What transpires throughout the film is Norman essentially harassing, badgering and following any person he feels can assist him in climbing the greasy pole of the Big-Apple’s corporate world.
The majority of his advances are unceremoniously rejected but this does not dissuade him and in the case of Deputy Minister Micha Eshel, he actually wears him down to the point of submission. Norman pursues Eshel to an expensive tailor where he insists on purchasing 1,000 dollar shoes for the minister and the two exchange details.
Name dropping Eshel, Norman worms his way onto the guest list of a prominent Jewish business leader’s dinner, but when Eshel does not take Normans invitation, he is ejected from the premises. We fast forward three years later and Normans once deputy minister acquaintance is now the prime minister of Israel.
Eshel does not forget Norman though, and the down-and-out soon finds himself at the heart of geopolitical machinations of Israeli-US relations. Norman continues his strategy of making connections by constantly robbing- Peter-to-pay-Paul and playing people against others he does not actually know.
The film is exquisitely cast, with Gere delivering a sombre yet utterly convincing portrayal of an isolated and, at times, pathetic loner. His actions would test the patience of Job but the viewer still somehow roots for him and empathises with his every success and defeat.
Steve Buscemi as his Rabbi friend offers some humorous exchanges but it is the dynamic between Eshel and Norman that sustains the plot. Their friendship is derived of genuine compassion for one another, even when political and legal pressures threaten it. The standout sequence of the film is Norman attempting to balance three or four interdependent deals with impatient and, at times, belligerent third parties.
Pioneering editing techniques disrupt time and space, effectively positioning the viewer in the fragmented world of Norman. The film has an offbeat, quirky feel to it and at times evokes the mood of previous loner/outsider texts such as Taxi Driver.

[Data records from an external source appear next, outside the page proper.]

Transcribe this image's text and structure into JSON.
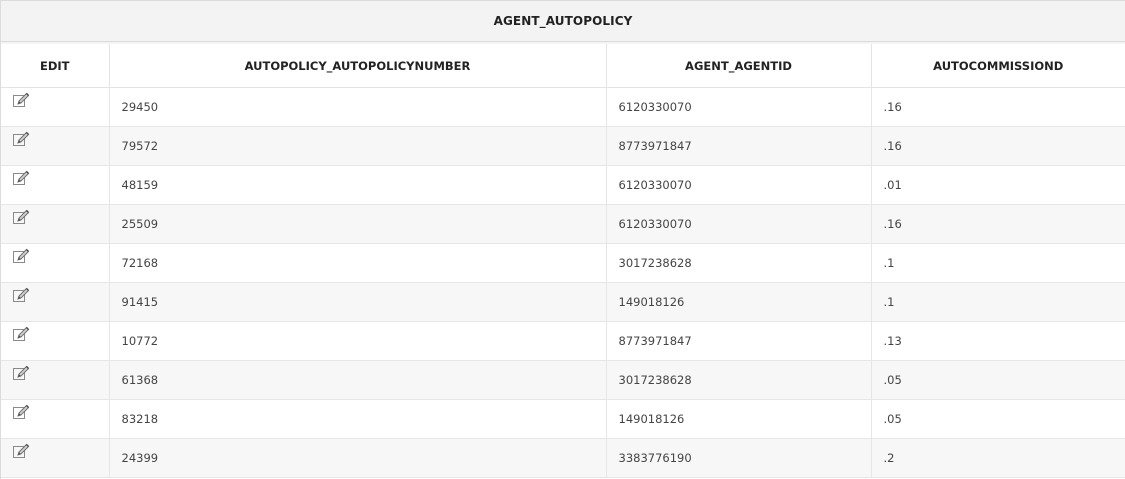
{
  "table": {
    "title": "AGENT_AUTOPOLICY",
    "columns": [
      "EDIT",
      "AUTOPOLICY_AUTOPOLICYNUMBER",
      "AGENT_AGENTID",
      "AUTOCOMMISSIOND"
    ],
    "rows": [
      {
        "policy_number": "29450",
        "agent_id": "6120330070",
        "commission": ".16"
      },
      {
        "policy_number": "79572",
        "agent_id": "8773971847",
        "commission": ".16"
      },
      {
        "policy_number": "48159",
        "agent_id": "6120330070",
        "commission": ".01"
      },
      {
        "policy_number": "25509",
        "agent_id": "6120330070",
        "commission": ".16"
      },
      {
        "policy_number": "72168",
        "agent_id": "3017238628",
        "commission": ".1"
      },
      {
        "policy_number": "91415",
        "agent_id": "149018126",
        "commission": ".1"
      },
      {
        "policy_number": "10772",
        "agent_id": "8773971847",
        "commission": ".13"
      },
      {
        "policy_number": "61368",
        "agent_id": "3017238628",
        "commission": ".05"
      },
      {
        "policy_number": "83218",
        "agent_id": "149018126",
        "commission": ".05"
      },
      {
        "policy_number": "24399",
        "agent_id": "3383776190",
        "commission": ".2"
      }
    ],
    "row_icon": "edit-pencil-icon"
  },
  "colors": {
    "title_bg": "#f3f3f3",
    "row_alt_bg": "#f7f7f7",
    "border": "#e6e6e6",
    "text": "#444444"
  }
}
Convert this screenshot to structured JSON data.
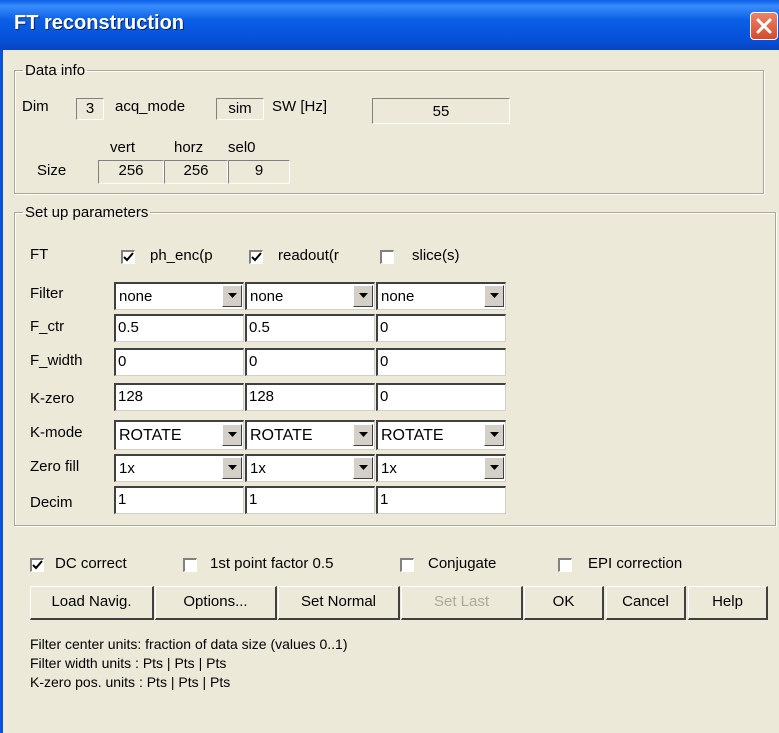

Overall, an unconventional yet enjoyable affair.
Written by Cian O’ Donnell